(Data extracts)
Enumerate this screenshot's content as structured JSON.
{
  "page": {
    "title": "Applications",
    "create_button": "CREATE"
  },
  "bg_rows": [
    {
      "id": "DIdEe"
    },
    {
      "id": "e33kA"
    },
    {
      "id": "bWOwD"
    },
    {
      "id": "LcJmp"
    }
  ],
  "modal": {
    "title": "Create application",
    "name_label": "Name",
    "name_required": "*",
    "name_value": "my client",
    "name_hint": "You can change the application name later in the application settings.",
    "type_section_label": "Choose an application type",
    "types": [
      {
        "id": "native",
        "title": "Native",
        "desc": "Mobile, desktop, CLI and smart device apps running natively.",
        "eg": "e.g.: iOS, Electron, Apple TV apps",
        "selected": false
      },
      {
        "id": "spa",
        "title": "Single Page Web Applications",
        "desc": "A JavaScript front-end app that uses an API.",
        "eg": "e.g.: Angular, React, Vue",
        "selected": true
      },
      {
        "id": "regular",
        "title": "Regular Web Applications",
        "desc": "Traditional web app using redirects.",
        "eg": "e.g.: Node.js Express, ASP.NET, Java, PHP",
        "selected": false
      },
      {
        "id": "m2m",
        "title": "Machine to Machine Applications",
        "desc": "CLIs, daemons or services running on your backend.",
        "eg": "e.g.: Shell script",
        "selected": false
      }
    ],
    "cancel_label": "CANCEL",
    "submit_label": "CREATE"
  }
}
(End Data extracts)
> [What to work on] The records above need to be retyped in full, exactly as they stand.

> [Answer to this exercise]
Enumerate this screenshot's content as structured JSON.
{
  "page": {
    "title": "Applications",
    "create_button": "CREATE"
  },
  "bg_rows": [
    {
      "id": "DIdEe"
    },
    {
      "id": "e33kA"
    },
    {
      "id": "bWOwD"
    },
    {
      "id": "LcJmp"
    }
  ],
  "modal": {
    "title": "Create application",
    "name_label": "Name",
    "name_required": "*",
    "name_value": "my client",
    "name_hint": "You can change the application name later in the application settings.",
    "type_section_label": "Choose an application type",
    "types": [
      {
        "id": "native",
        "title": "Native",
        "desc": "Mobile, desktop, CLI and smart device apps running natively.",
        "eg": "e.g.: iOS, Electron, Apple TV apps",
        "selected": false
      },
      {
        "id": "spa",
        "title": "Single Page Web Applications",
        "desc": "A JavaScript front-end app that uses an API.",
        "eg": "e.g.: Angular, React, Vue",
        "selected": true
      },
      {
        "id": "regular",
        "title": "Regular Web Applications",
        "desc": "Traditional web app using redirects.",
        "eg": "e.g.: Node.js Express, ASP.NET, Java, PHP",
        "selected": false
      },
      {
        "id": "m2m",
        "title": "Machine to Machine Applications",
        "desc": "CLIs, daemons or services running on your backend.",
        "eg": "e.g.: Shell script",
        "selected": false
      }
    ],
    "cancel_label": "CANCEL",
    "submit_label": "CREATE"
  }
}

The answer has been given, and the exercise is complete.